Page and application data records
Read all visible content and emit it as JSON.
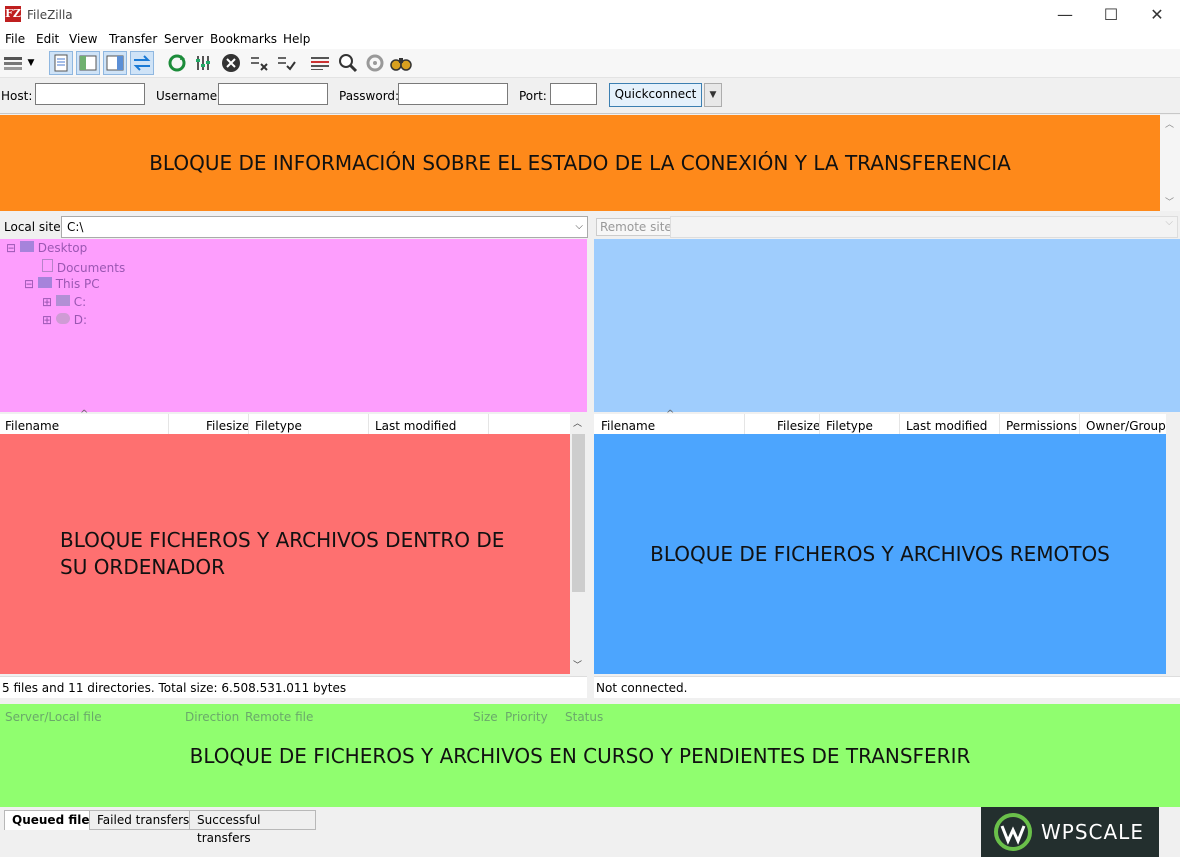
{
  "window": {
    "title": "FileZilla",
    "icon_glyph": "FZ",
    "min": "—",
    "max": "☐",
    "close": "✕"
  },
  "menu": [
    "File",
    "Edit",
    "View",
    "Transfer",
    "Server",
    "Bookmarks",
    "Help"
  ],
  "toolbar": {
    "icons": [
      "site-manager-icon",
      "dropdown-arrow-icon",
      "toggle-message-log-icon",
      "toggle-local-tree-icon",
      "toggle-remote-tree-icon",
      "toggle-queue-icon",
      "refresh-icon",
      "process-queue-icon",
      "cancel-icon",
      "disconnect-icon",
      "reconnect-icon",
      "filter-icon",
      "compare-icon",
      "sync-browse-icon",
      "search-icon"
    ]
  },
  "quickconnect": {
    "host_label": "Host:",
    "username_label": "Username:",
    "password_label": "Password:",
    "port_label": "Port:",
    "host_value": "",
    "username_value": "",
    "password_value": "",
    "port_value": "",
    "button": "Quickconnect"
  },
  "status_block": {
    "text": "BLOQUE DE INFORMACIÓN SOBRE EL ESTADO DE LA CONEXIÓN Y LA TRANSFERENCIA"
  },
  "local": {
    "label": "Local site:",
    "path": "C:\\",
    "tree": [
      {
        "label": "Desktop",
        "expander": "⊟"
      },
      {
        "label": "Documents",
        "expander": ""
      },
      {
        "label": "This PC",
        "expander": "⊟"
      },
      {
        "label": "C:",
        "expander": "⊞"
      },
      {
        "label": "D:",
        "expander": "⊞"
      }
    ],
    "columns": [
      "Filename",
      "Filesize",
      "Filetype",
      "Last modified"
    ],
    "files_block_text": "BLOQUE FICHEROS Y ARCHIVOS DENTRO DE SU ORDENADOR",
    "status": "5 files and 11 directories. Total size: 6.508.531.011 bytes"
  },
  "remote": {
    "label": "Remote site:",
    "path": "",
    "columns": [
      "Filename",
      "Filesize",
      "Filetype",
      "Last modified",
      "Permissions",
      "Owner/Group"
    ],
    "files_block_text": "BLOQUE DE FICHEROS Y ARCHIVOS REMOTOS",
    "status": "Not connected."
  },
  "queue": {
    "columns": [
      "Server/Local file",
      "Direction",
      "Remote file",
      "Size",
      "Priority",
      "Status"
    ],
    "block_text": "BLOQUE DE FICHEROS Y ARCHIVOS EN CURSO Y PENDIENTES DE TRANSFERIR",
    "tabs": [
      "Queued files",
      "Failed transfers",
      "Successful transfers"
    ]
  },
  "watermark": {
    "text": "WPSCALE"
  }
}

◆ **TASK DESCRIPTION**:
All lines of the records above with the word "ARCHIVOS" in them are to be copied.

◆ **SOLUTION FOR THIS TASK**:
    "files_block_text": "BLOQUE FICHEROS Y ARCHIVOS DENTRO DE SU ORDENADOR",
    "files_block_text": "BLOQUE DE FICHEROS Y ARCHIVOS REMOTOS",
    "block_text": "BLOQUE DE FICHEROS Y ARCHIVOS EN CURSO Y PENDIENTES DE TRANSFERIR",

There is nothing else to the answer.